At a conference that Harvard organized to explore the relationship between colleges and slavery, university President Drew Faust said the school must confront the grimmer parts of its past before it can move forward.”Harvard was directly complicit in slavery from the college’s earliest days in the 17th century until the system of bondage ended in Massachusetts in 1783,” Faust, a historian, said in her opening speech. “We look at both past and present today in the firm belief that only by coming to terms with history can we free ourselves to create a more just world.”
…At least two of Harvard’s early presidents brought slaves to live and work on campus, historians said. Some of the school’s major donors made their fortunes through slave labor or the slave trade. The university invested in merchant voyages trading crops produced by slaves. The 19th century Harvard scientist Louis Agassiz promoted theories about race that were used to justify slavery. “Some of our most esteemed educational institutions are also the product of some of the most horrific violence that has ever descended on any group of people,” said Sven Beckert, a Harvard history professor who has studied the school’s slavery ties.
Harvard is the latest in a string of universities that have sought to confront their connections to slavery recently, often only after students demanded it…But there’s still debate at Harvard about how to reconcile for past wrongdoings. At the conference, writer and keynote speaker Ta-Nehisi Coates drew applause when he suggested colleges make some sort of financial reparations for their role in slavery. “I don’t know how you conduct research that shows that your very existence is rooted in a great crime, and you just, well, shrug, and maybe at best say I’m sorry,” said Coates, who writes for The Atlantic magazine. “You have to do the right thing and try to make some amends.”

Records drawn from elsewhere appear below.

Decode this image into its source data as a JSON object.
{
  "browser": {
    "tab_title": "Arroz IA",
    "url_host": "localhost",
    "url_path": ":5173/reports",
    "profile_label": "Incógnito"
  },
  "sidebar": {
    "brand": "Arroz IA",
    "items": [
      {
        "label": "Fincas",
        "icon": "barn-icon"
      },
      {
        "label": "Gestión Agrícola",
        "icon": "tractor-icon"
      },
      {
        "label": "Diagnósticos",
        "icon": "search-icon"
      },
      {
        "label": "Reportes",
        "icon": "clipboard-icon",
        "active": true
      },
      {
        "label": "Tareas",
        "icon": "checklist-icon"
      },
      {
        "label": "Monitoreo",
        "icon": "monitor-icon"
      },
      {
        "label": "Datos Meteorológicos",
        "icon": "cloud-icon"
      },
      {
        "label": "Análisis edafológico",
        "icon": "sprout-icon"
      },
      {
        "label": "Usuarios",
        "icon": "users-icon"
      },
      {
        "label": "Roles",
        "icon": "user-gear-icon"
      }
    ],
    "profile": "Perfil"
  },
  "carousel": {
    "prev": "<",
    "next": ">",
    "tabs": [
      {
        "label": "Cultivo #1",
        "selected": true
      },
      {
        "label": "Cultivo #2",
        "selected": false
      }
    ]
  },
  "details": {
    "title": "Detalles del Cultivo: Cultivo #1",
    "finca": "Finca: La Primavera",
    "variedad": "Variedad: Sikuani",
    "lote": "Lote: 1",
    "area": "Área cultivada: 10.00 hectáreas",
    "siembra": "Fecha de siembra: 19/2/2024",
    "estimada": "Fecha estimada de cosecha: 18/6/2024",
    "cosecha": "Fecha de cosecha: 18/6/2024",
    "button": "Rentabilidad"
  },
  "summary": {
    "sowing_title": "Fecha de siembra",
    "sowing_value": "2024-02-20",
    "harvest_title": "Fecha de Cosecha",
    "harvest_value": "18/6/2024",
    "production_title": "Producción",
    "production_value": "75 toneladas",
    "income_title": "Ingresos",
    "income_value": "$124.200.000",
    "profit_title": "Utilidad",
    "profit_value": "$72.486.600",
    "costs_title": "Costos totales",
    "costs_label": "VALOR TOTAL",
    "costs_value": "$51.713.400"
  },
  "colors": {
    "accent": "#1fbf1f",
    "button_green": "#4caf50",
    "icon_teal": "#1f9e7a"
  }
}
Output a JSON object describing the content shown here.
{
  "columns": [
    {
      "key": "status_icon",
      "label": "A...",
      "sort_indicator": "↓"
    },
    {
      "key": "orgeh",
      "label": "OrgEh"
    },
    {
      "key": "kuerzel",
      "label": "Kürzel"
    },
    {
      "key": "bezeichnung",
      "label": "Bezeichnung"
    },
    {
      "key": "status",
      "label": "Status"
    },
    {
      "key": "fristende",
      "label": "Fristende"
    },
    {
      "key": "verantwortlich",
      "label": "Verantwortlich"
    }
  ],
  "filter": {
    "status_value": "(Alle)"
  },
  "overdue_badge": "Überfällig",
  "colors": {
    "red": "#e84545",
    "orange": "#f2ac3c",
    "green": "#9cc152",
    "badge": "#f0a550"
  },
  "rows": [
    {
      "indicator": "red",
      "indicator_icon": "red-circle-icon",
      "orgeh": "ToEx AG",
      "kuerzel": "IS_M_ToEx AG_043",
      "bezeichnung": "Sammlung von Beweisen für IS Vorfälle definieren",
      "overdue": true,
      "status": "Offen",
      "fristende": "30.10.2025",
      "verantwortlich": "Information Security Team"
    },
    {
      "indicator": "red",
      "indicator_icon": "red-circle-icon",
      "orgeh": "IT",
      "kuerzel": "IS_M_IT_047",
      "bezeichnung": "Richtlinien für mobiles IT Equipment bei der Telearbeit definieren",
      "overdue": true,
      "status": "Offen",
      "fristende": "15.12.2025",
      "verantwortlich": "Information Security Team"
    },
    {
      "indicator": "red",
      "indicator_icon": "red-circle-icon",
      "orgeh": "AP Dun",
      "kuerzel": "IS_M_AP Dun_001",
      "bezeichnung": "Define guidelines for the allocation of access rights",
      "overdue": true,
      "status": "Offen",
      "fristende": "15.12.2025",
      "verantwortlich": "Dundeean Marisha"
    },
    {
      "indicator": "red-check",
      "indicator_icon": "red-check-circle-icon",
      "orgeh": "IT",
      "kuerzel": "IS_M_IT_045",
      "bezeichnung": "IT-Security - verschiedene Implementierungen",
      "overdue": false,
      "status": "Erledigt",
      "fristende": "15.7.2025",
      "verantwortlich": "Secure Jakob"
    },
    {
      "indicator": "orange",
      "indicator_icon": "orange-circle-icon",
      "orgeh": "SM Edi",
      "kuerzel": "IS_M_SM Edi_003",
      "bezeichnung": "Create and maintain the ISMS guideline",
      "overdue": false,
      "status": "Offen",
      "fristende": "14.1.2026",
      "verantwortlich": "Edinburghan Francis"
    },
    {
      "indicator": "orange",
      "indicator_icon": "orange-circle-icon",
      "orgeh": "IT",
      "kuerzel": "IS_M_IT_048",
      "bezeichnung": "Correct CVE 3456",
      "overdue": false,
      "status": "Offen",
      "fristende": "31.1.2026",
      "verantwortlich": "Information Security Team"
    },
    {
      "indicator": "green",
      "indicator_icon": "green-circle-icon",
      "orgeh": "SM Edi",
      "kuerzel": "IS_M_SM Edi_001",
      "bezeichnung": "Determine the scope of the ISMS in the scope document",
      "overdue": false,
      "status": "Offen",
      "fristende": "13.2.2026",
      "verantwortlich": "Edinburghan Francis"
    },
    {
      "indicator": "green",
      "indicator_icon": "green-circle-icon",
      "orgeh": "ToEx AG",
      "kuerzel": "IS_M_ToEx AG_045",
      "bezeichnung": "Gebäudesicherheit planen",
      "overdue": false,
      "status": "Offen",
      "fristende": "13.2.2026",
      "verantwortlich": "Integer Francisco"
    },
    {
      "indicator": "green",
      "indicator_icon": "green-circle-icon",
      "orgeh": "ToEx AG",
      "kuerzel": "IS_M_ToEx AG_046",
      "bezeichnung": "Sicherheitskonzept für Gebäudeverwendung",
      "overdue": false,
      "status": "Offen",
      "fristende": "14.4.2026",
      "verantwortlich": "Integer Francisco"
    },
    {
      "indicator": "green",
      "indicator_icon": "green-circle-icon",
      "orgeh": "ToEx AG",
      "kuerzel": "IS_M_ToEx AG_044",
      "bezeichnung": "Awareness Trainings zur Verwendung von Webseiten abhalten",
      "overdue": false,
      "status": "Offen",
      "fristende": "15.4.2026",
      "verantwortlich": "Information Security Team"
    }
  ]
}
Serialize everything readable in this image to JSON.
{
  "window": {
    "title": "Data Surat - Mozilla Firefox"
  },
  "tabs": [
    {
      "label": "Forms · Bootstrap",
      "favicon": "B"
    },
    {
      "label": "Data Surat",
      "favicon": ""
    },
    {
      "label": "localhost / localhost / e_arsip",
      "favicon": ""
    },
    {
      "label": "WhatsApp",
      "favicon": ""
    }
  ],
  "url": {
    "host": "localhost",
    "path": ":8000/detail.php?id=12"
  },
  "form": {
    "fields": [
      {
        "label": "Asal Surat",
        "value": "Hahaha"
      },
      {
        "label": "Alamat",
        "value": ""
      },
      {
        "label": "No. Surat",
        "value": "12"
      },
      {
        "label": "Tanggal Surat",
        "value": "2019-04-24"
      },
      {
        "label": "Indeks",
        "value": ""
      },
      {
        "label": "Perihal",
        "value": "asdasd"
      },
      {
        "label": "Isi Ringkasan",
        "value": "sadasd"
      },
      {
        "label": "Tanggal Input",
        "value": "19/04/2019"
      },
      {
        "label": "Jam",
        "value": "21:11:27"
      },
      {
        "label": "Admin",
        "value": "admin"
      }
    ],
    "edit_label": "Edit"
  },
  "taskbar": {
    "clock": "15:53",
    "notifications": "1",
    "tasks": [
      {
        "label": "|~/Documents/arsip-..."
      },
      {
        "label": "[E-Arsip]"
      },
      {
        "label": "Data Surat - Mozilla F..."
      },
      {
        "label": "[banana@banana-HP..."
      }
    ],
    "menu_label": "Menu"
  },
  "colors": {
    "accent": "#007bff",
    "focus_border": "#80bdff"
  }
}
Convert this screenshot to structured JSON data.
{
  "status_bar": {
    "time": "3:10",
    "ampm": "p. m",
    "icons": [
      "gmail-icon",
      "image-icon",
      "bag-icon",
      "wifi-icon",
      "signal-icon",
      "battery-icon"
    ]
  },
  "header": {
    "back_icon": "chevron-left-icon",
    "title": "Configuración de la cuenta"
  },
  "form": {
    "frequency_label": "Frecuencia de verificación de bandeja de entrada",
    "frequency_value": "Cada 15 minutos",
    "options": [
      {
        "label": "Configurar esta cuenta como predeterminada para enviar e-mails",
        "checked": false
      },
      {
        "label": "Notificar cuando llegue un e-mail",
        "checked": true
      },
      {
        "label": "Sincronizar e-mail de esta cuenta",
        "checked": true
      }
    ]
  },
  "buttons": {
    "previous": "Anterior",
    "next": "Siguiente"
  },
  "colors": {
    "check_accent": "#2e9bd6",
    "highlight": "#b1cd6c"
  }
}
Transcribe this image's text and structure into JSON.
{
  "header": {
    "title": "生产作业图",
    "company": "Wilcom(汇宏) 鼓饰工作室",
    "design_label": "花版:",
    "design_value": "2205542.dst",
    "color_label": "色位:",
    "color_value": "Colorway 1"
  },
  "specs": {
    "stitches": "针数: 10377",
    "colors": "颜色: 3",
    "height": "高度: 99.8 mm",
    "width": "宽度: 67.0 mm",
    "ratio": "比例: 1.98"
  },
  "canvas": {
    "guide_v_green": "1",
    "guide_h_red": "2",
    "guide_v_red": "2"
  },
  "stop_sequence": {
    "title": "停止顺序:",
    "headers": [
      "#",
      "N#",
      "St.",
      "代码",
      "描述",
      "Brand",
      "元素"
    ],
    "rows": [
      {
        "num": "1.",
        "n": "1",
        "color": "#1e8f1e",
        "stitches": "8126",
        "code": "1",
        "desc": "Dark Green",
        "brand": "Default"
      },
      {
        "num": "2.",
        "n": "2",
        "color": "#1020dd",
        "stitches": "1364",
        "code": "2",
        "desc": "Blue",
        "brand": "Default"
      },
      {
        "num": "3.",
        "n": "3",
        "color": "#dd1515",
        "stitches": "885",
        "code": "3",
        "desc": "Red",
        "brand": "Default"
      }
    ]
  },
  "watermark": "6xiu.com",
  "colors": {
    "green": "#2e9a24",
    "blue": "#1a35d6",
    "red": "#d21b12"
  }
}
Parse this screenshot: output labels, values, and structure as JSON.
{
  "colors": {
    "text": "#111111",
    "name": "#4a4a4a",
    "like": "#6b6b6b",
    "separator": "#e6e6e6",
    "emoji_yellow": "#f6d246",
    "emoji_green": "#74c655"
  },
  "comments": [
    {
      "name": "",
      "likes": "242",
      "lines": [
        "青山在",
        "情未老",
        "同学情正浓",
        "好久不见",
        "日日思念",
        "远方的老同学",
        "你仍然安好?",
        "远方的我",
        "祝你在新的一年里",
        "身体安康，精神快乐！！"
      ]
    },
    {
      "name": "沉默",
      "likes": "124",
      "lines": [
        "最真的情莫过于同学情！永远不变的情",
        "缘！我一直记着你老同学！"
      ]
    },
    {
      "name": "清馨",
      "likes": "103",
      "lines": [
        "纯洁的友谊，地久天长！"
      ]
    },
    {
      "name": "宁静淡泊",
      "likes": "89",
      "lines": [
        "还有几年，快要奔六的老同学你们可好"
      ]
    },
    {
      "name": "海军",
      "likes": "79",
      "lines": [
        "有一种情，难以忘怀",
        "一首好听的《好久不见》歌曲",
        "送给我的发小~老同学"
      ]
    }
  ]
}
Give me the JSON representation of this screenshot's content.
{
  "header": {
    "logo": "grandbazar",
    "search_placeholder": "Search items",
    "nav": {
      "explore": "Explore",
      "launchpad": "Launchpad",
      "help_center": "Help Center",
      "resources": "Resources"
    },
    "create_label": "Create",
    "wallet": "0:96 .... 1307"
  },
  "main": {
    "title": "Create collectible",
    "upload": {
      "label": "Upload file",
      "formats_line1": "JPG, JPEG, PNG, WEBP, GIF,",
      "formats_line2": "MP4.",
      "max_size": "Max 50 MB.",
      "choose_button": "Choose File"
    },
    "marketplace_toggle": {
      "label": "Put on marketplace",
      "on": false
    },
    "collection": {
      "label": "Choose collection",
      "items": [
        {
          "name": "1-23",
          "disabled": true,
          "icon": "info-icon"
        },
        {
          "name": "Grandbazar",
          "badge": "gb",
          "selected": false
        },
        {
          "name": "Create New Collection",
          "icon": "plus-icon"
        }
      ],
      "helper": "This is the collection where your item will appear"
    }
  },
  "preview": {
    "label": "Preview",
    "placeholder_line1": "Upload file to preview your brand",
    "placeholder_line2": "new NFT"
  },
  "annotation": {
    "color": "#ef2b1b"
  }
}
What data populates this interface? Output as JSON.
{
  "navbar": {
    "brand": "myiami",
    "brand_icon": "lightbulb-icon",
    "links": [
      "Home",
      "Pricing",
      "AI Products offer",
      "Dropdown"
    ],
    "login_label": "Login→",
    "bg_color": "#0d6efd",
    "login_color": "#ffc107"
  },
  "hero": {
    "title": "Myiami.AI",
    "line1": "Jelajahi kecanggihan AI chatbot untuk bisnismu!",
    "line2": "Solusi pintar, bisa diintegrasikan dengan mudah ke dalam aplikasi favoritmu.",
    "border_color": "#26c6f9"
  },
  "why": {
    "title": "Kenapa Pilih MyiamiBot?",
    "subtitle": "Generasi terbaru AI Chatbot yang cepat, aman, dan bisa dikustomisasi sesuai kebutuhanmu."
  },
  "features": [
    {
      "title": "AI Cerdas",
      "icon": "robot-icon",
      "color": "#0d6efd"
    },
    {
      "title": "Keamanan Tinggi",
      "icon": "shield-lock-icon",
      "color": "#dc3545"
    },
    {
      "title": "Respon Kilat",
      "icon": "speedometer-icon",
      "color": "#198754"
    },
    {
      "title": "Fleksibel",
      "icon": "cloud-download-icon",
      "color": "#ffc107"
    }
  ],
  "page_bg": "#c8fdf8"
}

The “Universities and Slavery: Bound by History” conference exposed how “higher education in the United States and beyond was partly built “upon the violence of the slave trade, the Middle Passage, the auction block, and the whip,” with officials pushing for further engagement and addressing of the school’s past with slavery, reports The Boston Globe.